Notice how the conversation is more productive, but still sounds natural.
But not too artificial
But don’t go to the other extreme. You don’t want dialogue so unnatural and contrived the reader rejects it as implausible. Beware the stilted voice who never uses contractions like I’m, you’ll, that’s, where’s etc. This is the way we all speak in normal conversations.
Beware the voice of authority who says “I do not think, even when you take the financial advantages into account, that Jim’s entrepreneurial venture is viable in this economic climate.”
A real person would say “Well, I don’t think Jim’s new idea will work at the moment.”
Beware the too informative walking encyclopaedia:
“As you know, Ray, we were dirt poor back in the fifties when dad took on that Air Force contract from Wigram repairing boots for the K Force troops in Korea to keep us kids in school at Xavier College.”
Sure, great authors like Somerset Maugham use dialogue to slip information to the reader, but with a lighter touch than this.
Beware the too concise conversation or your character will sound like Sylvester Stallone or Marlon Brando, where a few grunts or snatched phrases suffice. “Hey bud. Gimme a light, huh.”
Good dialogue is emotional
According to Allan Pease, 70% of all communication is body language or nonverbal. A sentence like ‘I didn’t know he stole the money’ can have six different meanings, depending upon the voice inflection and the stress on each single word. Try it. So you need to convey the tone of voice or the stressed word in some way.
“In fiction” says Kress “dialogue doesn’t have the support of nonverbal clues. You can write them in, such as hand gestures, tone of voice or where the character is looking while speaking.

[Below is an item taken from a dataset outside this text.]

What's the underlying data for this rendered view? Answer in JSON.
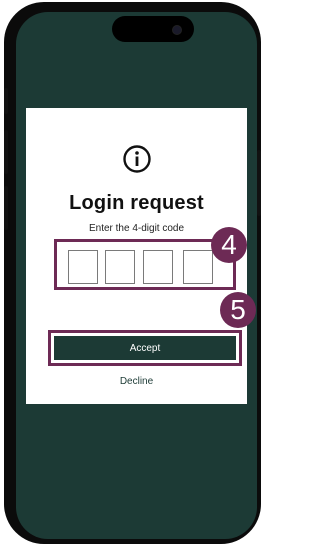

“But you may need to increase the emotional level of the words themselves.”
If you were writing a play you could say “Tom was a good man” and the actor’s voice would provide the emotional overtone – anger, resignation, irony etc. But in fiction you might need to heighten the dialogue: ‘Tom was a good man. Damn it. He was such a good man!” The repeat. the mild swear and the exclamation all make it clear that a good man is now dead.
You might also heighten the dialogue with a combination of nonverbal clues to convey the emotion.

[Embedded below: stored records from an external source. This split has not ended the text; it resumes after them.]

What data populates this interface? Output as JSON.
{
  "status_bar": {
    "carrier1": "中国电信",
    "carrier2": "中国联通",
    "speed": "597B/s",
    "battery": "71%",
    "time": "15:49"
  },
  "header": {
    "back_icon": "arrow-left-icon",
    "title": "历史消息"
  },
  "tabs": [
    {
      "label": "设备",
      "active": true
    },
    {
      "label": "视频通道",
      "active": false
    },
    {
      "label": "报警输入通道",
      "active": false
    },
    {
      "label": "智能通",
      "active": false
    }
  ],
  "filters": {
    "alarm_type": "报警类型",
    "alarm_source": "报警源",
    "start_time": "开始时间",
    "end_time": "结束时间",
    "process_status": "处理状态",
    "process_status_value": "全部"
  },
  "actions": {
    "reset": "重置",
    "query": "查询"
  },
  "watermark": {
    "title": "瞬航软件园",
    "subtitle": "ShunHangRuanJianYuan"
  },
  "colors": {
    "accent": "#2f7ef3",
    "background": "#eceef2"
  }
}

“Tom was a good man” Stan said softly. He fumbled with a cigarette. Lit it. But it dropped on the carpet. “Damn it. He was such a good man!” His gaze slowly drifted out the window and the rug smouldered at his feet.

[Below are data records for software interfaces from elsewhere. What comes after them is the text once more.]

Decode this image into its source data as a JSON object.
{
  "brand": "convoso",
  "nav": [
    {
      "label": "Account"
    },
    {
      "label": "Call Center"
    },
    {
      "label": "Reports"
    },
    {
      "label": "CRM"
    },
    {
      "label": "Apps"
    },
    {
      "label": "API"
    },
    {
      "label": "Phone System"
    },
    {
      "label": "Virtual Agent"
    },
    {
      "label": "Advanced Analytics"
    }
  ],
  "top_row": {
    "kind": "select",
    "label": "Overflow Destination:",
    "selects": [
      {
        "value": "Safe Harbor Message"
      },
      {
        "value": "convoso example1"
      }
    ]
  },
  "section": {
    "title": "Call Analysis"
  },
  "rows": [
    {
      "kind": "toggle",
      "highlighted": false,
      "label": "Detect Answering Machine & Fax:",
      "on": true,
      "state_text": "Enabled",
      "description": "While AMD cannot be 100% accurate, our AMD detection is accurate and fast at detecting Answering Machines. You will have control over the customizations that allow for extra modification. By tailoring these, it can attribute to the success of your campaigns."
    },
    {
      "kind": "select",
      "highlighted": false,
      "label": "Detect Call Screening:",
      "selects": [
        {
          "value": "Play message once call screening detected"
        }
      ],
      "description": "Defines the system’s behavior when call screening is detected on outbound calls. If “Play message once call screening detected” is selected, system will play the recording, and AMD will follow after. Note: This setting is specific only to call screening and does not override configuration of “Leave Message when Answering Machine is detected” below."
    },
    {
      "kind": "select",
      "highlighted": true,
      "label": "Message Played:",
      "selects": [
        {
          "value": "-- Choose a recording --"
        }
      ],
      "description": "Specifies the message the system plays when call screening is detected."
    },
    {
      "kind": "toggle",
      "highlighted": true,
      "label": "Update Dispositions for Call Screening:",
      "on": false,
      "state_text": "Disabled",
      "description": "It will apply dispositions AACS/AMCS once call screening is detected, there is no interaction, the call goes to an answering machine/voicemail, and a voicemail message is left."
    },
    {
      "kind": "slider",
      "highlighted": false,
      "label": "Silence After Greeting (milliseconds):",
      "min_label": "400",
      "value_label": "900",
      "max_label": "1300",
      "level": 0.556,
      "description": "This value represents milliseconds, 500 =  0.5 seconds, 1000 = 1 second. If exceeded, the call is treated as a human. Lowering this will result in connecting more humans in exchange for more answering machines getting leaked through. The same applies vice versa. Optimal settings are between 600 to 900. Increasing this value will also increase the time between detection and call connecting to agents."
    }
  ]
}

Here the dialogue adds layers of emotion to the words spoken.
Good dialogue is individual
“Good dialogue characterises” says Kress.
In real life much routine communication is generic. We use the same words to order a steak or to compliment our favourite footballer: “Oh, well done.”
But in fiction even routine dialogue can be used to differentiate characters and make them come across as individuals.
“All you ‘ave to do is go out the shed where they pile up them empty crates” said the cockney barmaid Rose in As The Crow F1ies.
Whereas the major says, “It’s not as if my portfolio is all that impressive. All my capital is bound up in land and has been for generations.”
There’s no mistaking who these two characters are when they speak.
“Beware overdoing this character speak” warns Kress. “Even the most eccentric character occasionally says ‘What time is it?’ or ‘Pass the salt’. But if whole sections of a character’s dialogue could be switched to another speaker you haven’t done an effective job of using language to individualise your characters.
“Give each character a personality, a diction, a rhythm and a slant on the world” says Kress.
So that’s the key to good dialogue.
In summary: Writing effective dialogue is a balancing act. Concise without being artificial. Informative without being implausible. Consistently interesting but with brief breaks to be humanly ordinary. Emotional and individual without becoming a parody.
How do you learn to do this?
Step 1: Listen to the ways people speak around you.
Step 2: Read the good authors and see how they write dialogue.
Step 3: Write lots of dialogue yourself. Just for practice. And you know what practice makes?
Do you feel a creative stirring deep within your spirit?
Discover your own ‘voice’. Learn how to develop a plot, characters, dialogue, structure and personal style. It’s even better when you get paid for doing something you enjoy.